Remember, in the days when you were writing essays for English class, and a teacher would write the word “transition” in the margin of your paper? They wanted you to smooth out the jump from one paragraph to another, to use a phrase that would make the flow of text more clean. So you’d stick in something like “After Joe got home from the zoo…” or “Once Sally dug the pickle out of the pudding…” Then you’d hand the essay back in and hope for a better grade.
When we’re writing fiction, moving our readers from scene to scene, we need transitions, too. What we don’t want, though, is for our stories to sound like high-school essays, with the only goal being a higher grade.

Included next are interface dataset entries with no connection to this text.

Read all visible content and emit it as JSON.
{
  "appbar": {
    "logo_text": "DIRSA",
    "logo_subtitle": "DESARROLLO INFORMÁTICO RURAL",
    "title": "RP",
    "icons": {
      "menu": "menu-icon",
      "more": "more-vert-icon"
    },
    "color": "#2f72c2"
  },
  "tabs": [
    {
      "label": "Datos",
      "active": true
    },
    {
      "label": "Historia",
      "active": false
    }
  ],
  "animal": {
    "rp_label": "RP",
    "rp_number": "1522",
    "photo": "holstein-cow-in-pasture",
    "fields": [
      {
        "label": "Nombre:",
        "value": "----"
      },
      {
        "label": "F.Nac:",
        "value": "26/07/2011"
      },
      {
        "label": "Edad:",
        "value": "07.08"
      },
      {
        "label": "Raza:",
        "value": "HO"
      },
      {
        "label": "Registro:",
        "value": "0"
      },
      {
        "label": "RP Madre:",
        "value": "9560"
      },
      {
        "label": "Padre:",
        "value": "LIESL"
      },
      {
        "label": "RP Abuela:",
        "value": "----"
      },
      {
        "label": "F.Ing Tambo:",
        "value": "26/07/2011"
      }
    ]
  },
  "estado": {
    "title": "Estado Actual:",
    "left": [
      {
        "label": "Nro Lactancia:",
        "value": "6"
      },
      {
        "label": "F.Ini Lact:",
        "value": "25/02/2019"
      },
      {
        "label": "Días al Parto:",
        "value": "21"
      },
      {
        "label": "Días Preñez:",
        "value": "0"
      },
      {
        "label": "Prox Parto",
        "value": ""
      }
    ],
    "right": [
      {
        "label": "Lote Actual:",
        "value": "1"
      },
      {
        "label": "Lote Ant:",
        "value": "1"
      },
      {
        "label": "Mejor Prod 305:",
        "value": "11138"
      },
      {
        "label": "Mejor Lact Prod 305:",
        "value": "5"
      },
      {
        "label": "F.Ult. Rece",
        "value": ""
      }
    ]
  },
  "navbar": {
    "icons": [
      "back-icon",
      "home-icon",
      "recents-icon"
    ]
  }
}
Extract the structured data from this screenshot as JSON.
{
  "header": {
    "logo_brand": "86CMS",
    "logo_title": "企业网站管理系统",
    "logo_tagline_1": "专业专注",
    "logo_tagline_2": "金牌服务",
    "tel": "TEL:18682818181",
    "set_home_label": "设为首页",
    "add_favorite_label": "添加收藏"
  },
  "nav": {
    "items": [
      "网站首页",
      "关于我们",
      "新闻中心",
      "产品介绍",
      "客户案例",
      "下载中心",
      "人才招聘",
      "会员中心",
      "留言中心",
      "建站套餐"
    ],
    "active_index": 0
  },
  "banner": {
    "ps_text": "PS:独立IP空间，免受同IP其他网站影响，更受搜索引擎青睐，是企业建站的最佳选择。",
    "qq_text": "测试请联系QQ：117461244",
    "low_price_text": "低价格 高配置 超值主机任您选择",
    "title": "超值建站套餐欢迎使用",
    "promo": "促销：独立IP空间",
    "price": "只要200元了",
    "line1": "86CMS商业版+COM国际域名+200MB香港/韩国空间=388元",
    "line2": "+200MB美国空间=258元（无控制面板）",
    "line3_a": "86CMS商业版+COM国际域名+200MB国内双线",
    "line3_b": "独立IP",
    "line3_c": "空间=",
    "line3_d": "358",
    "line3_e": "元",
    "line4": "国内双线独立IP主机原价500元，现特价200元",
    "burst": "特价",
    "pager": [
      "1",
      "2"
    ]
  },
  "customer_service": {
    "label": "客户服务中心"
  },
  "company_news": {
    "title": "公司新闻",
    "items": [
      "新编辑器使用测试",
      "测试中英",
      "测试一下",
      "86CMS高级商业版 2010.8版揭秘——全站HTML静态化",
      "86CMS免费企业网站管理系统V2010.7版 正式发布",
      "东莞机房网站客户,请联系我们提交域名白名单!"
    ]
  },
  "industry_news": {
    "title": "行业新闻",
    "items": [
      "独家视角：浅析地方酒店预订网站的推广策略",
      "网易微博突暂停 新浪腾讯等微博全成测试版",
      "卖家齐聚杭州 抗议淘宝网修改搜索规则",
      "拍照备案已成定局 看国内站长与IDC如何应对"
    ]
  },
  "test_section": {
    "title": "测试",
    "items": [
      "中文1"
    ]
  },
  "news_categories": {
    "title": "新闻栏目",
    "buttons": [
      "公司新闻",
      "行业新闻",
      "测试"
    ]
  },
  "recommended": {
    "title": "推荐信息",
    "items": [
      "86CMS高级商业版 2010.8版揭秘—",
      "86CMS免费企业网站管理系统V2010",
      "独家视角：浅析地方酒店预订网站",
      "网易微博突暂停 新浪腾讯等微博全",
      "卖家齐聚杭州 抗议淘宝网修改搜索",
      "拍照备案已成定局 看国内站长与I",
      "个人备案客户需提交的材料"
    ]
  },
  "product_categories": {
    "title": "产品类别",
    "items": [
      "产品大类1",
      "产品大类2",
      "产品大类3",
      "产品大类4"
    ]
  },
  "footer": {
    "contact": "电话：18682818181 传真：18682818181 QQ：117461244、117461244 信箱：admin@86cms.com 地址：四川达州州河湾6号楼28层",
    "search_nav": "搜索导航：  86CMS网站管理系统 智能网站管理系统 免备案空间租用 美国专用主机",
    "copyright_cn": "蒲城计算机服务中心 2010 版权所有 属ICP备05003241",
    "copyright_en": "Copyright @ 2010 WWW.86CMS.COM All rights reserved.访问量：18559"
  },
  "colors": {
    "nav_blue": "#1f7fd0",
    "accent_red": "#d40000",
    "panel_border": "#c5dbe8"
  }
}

If we use an obvious, mechanical solution like the ones I showed above, the writing is not going to make an agent or editor happy. (It shouldn’t make your critique group happy, either.)
So what do we do? How do we keep each scene linked with the one that comes before, the one after, and–honestly–all the other scenes in our book. What can we do to put in that layer of connection that gives the story and the characters the depth and complexity our readers want.
We have to be elephants. That’s right–we have to never forget. Okay, go ahead and forget in your first draft. 🙂 As you revise, though, you’ll need to look at each scene and think about what’s come before. If your hero just got dumped by her boyfriend, you can’t have her move into the next scene in a smiling, happy-dance voice. And if your detective just broke open a major clue in his case, you don’t want to start the next scene showing him curled up with a good book and a glass of wine, ignoring the new path he just discovered. Not without a really good reason.
So you remember the connections. How do you show them, though, without boring the reader with a restatement of what’s come before or slowing down the action that’s still to come?
Here are a few suggestions:
- Show your hero stuck in, or fighting off, her mood from the scene before.
- Drop the characters into an action set up by the previous scene’s cliff-hanger.
- Send the story in a new direction, but let the main character show an awareness of that change. Let her remind herself (and the reader) that she’ll be coming back to the old, unresolved path soon.
- Write some dialog between a few characters, to (briefly!) tie together what just happened with what’s going to happen next.
Don’t, as we all did with that pat phrase on our essays, stick your transition awkwardly and obviously into the first sentence of every new scene. But keep the old scene in mind and watch for the right moment to weave the old in with the new. Show your readers the continuity of action and character that makes the story one story, not lots of separate stories connected only by chapter breaks.
How do you work out your transitions? How do you keep the connections playing out in each scene, smoothly and seamlessly?
Your blog looks fantastic! I so wish I’d started with wordpress. Especially now that I’m struggling with blogger! Nice post on transitions.
I like to have some sort of cliff-hanger at the end of the chapter to draw my readers into reading more. My novels (1 complete, 3 in various stages of undone) are for boys, 6-9, reading on their own so cliff-hangers and dialog seem to form the basis for most of my transitions.
Barrie, it’s a bit of a struggle with WP, too. The only real reason I went with it was to keep the blog/website at the same place. I don’t think the option was even around when I started with LJ.
And I love the new look of your blog.
I love cliffhangers. They don’t even have to be overly dramatic, just enough of a page-turner to keep the reader going. And you’re right, for that age reader, you can’t spend a lot of time on narration!